Mentoring Can Result in a Lifetime of Reward
Lydia L. Middleton, assistant director for the Office of New Student Programs at the University of Michigan, defines mentoring as a voluntary, intentional relationship that benefits both the mentor and those being mentored.
“Relationships can be formal or informal, happen organically, or be part of a larger program or institution, and involve sharing advice, life experiences, resources, knowledge—any tools or personal experiences that the mentor has learned and is willing to share,” she says.
“Mentoring also involves getting to know the mentee, his/her background, strengths and weaknesses, and career goals,” adds Shaik Jeelani, vice president of research and sponsored programs at Tuskegee University in Alabama and recipient of thePresidential Award for Mentoring from the White House in 2011. “Mentoring is not teaching—it’s about understanding the issues and offering the best possible advice.”
Good mentoring relationships can conceivably last a lifetime, sometimes sparked by a single conversation. Mentoring doesn’t just happen between a professor and a student, it can occur between people at any stage of their academic and/or professional careers. This would include “undergraduates and graduate students, students of any level with alumni/professionals, young professionals with more seasoned employees, even between seasoned employees and more senior executives or organizational leaders,” says Jamie Grant, associate director of career services for the School of Engineering and Applied Science, University of Pennsylvania in Philadelphia.
Mentoring allows employees to develop leadership skills, which can impact future success with their organizations, as well as model behaviors that are compatible with the company’s mission. As a result mentoring is beneficial for the company, the mentors, and the mentees who are receiving guidance and support.
“Mentoring also helps mentors work on their social and communication skills,” states Sapna Protheroe, program and development manager at MentorNet.net, an e-mentoring site for engineers. “Companies that have mentorship programs can also recruit top talent, since many mentees end up working at their mentors’ companies.”
In addition to making employees more productive, a well-developed mentoring programmay also attract and retain (newer) employees by demonstrating the company’s interest and investment in their professional and personal development.
Being a Good Mentor
Mentoring can be immensely rewarding for both mentor and mentee, providing many opportunities to learn from and share with each other, gain new insights, and discuss experiences that enrich each person’s perspective moving forward.
Good mentors are patient, diligent, enthusiastic, and truly want to help others.
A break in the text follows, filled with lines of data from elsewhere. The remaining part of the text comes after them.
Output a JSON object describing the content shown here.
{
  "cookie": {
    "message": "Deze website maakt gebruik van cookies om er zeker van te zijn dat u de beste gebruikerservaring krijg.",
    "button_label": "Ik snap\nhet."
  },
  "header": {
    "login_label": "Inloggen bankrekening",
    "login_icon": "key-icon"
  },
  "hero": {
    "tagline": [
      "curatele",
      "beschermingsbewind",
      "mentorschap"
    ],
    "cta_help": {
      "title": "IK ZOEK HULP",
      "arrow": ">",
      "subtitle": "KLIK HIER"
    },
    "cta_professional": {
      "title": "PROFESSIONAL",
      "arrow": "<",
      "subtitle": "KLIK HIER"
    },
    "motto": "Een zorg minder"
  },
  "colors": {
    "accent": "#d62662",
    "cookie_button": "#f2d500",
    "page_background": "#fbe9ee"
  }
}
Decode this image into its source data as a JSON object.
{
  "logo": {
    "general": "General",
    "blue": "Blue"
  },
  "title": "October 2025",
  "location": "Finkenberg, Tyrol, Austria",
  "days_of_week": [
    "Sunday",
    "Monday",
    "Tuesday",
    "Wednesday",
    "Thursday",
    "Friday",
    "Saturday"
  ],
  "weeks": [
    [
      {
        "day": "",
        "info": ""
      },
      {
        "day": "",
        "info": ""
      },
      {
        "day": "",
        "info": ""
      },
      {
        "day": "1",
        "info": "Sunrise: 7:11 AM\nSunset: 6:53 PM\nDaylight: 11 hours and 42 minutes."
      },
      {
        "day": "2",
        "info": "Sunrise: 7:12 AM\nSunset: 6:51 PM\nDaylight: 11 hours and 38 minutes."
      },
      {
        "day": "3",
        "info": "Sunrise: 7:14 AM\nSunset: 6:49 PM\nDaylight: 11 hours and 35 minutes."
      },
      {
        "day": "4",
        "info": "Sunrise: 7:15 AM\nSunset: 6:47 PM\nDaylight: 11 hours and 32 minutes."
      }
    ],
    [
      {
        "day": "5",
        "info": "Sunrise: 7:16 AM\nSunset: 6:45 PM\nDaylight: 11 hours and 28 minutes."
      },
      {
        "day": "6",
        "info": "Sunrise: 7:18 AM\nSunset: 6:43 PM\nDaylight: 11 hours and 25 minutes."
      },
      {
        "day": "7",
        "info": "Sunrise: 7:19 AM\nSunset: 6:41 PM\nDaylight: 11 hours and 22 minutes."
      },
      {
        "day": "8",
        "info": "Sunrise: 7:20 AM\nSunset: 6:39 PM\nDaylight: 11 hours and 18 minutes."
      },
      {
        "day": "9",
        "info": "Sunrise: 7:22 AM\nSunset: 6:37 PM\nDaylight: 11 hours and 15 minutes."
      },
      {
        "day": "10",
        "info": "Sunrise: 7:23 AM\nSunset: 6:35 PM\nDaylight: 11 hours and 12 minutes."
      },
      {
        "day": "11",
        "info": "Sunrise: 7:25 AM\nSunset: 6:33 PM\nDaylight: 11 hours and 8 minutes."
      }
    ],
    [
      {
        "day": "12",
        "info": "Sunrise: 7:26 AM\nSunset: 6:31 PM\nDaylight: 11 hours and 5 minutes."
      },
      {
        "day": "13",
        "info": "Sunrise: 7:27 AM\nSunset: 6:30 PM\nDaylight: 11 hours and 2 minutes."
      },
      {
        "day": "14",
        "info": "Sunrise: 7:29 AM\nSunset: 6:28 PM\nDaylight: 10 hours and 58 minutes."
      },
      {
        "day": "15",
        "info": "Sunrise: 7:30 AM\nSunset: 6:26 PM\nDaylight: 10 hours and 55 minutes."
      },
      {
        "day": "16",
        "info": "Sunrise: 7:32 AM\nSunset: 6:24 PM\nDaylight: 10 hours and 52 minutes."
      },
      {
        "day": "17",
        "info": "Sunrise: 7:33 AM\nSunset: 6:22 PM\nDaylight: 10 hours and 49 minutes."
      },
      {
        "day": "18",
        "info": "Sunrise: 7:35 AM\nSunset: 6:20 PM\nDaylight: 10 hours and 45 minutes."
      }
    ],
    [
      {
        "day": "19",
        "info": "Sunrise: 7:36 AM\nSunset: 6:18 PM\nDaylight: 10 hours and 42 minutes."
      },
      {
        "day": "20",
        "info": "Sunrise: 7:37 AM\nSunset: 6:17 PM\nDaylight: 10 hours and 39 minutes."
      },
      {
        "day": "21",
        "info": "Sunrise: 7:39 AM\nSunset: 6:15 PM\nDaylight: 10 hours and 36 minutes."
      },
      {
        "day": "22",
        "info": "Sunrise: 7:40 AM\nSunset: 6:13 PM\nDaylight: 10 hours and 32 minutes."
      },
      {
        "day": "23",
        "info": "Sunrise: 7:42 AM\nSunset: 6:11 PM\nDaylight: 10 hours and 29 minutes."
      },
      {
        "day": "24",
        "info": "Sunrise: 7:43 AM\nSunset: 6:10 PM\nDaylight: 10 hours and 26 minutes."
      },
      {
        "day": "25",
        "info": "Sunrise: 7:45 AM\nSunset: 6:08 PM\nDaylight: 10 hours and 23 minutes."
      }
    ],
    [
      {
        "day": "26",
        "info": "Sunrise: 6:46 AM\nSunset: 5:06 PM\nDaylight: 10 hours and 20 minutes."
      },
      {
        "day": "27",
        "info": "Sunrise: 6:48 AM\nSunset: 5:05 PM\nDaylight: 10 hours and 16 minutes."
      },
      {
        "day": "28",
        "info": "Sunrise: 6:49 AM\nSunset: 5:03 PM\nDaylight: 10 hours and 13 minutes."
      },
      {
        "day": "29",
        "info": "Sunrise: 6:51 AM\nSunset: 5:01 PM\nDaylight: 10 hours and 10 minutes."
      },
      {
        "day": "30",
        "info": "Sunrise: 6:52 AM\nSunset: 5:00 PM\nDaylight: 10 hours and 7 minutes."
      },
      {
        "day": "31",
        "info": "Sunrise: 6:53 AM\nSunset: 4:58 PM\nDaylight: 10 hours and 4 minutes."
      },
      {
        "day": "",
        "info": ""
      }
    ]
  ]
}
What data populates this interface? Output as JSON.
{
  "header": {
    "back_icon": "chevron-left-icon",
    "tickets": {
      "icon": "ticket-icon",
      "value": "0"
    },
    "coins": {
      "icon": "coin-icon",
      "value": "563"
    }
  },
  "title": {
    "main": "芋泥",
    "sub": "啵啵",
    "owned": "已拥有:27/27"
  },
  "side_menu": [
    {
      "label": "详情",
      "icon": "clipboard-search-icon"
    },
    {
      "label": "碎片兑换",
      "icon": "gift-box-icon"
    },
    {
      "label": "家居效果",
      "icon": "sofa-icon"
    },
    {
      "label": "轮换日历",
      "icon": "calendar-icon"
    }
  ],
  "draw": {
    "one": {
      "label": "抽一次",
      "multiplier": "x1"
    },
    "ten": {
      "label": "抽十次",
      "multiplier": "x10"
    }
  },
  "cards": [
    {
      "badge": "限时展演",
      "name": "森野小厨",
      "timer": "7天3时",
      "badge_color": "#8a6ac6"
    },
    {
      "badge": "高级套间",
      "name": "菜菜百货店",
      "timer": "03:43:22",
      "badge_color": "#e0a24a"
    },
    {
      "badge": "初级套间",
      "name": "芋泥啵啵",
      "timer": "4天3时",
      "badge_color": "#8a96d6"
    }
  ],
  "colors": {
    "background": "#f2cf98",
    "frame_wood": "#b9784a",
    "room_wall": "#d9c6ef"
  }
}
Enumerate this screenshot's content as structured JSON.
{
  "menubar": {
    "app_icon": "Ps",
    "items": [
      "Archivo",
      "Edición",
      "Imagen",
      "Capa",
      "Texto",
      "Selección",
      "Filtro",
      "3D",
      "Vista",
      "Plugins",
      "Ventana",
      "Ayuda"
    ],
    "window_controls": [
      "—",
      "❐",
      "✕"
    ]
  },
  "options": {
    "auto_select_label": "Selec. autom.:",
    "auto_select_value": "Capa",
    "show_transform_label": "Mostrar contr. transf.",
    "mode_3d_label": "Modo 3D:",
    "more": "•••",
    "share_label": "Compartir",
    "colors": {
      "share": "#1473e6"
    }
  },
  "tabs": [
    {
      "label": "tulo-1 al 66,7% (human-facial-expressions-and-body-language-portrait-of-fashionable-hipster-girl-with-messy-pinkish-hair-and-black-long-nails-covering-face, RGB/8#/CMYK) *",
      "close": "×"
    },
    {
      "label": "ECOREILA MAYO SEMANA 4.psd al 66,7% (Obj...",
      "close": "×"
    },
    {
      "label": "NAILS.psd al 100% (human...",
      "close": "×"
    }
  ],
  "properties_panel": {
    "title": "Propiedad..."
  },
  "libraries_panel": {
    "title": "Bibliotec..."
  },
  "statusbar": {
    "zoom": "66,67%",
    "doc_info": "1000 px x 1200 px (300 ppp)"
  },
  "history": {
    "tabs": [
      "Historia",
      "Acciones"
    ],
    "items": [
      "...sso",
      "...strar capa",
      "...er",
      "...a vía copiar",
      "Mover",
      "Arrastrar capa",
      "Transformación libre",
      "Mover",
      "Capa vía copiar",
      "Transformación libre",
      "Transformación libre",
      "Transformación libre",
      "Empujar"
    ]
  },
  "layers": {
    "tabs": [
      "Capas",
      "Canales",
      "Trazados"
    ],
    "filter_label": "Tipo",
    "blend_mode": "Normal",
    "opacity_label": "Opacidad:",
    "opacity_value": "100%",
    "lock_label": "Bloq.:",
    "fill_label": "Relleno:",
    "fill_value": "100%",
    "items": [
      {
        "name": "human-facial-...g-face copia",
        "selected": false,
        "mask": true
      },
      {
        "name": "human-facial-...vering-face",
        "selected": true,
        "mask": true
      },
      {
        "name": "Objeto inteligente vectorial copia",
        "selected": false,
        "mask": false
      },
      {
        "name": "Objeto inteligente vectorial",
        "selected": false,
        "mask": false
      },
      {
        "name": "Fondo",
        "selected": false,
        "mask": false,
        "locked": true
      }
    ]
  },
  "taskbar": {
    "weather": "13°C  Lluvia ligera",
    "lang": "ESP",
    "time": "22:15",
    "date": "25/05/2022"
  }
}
“They have an intrinsic interest in celebrating another’s learning, development, and success,” says Grant. “A mentor must also of course have excellent reflective and engaged listening skills. He or she must be objective and have an understanding of the confidential nature of the relationship, so that a relationship based on mutual respect and trust can be created and maintained.”
Mentoring is also a good way to stay in touch with other engineers.
“Engineering can be a challenging and often isolating field,” says Middleton. “Mentoring helps make large, complex problems more manageable, and it’s always great to be able to get advice from someone who’s been there. For engineers, it’s a great way to become more comfortable in social situations, especially if much of your work is done independently. It also helps develop positive behaviors that get noticed by supervisors and directors. I would encourage engineers to consider asking their companies or HR reps if mentoring can be made a part of the training process.”
“It's our obligation to groom young engineers and scientists, states Jeelani. “We must guide them to adopt best practices and maintain high standards of professional ethics.”
“I think every engineer should volunteer to be a mentor,” she adds. “There are many students, including minority students and women, who are struggling to get into the STEM fields. They need someone to guide them.”
Mark Crawford is an independent writer.
It's our obligation to mentor young engineers and scientists—we must guide them to adopt best practices and maintain high standards of professional ethics.Shaik Jeelani, VP, research and sponsored programs, Tuskegee University in Alabama